» **Work to complete**
Search the records below for "info"; copy each line that has it.

» **Supplied records**
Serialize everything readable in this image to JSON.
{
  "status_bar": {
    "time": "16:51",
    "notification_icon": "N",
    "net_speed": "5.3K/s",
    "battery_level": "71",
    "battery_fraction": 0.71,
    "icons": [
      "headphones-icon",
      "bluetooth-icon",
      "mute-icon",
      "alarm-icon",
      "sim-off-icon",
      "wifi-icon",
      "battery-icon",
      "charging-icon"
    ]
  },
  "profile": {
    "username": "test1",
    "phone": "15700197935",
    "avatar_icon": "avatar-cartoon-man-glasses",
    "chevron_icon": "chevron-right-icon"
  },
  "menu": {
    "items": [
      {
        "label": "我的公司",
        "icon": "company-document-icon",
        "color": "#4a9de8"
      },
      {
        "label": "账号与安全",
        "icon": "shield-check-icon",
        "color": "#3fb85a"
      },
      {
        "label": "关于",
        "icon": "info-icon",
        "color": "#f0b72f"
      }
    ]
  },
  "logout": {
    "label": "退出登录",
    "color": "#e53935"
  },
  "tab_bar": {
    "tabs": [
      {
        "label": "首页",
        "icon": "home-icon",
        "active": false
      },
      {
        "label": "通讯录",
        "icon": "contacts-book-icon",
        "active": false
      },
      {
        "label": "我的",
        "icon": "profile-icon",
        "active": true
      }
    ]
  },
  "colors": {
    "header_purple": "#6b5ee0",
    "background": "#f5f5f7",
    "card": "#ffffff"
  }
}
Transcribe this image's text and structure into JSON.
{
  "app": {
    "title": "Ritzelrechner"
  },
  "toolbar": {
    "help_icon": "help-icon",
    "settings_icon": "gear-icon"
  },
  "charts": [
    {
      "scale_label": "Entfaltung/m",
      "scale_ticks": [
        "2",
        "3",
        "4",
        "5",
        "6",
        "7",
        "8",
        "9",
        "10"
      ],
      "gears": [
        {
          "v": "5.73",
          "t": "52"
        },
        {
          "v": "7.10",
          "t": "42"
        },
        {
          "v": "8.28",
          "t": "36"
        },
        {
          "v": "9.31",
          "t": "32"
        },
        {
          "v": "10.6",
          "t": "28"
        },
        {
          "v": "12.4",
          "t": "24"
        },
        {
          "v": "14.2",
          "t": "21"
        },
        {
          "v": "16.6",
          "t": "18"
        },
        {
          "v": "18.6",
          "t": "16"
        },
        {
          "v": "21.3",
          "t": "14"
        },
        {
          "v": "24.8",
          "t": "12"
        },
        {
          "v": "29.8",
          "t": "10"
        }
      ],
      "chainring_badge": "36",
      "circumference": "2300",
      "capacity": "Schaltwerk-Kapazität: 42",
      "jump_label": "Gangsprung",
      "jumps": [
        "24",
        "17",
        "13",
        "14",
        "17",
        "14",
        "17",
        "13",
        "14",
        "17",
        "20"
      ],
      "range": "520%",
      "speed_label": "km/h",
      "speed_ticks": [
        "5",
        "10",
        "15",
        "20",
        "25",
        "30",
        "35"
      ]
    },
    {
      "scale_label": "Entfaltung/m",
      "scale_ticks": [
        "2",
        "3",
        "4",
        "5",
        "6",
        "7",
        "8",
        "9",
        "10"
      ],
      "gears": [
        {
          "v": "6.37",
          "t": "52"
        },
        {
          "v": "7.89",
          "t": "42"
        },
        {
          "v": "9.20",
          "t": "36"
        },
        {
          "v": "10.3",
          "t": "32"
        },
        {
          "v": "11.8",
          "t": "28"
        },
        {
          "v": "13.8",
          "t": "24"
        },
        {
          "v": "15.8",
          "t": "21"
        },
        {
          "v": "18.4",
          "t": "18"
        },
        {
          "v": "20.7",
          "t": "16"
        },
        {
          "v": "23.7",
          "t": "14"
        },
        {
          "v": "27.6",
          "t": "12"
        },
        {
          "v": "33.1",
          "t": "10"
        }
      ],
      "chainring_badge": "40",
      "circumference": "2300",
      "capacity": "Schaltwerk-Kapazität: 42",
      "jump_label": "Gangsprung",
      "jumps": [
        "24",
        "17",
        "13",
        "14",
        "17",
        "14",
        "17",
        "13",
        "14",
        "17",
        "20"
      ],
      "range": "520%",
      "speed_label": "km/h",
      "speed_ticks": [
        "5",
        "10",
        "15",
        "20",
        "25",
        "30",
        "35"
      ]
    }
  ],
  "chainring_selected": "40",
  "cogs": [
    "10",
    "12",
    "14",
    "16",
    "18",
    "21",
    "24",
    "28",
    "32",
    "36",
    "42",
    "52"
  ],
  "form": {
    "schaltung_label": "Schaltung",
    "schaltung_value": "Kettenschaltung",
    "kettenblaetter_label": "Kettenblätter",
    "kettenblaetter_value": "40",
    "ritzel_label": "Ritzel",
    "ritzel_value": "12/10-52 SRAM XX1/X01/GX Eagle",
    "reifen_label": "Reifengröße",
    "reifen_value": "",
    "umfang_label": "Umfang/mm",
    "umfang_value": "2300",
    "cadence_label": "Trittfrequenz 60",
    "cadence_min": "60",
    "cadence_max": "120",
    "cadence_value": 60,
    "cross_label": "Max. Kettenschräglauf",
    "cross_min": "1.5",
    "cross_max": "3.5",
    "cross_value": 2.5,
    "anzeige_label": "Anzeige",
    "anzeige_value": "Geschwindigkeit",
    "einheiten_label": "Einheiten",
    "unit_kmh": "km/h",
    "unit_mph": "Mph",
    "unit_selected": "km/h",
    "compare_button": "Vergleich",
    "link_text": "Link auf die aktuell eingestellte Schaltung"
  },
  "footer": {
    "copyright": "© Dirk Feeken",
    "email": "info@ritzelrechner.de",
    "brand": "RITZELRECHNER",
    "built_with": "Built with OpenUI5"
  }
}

» **Response**
        "icon": "info-icon",
    "email": "info@ritzelrechner.de",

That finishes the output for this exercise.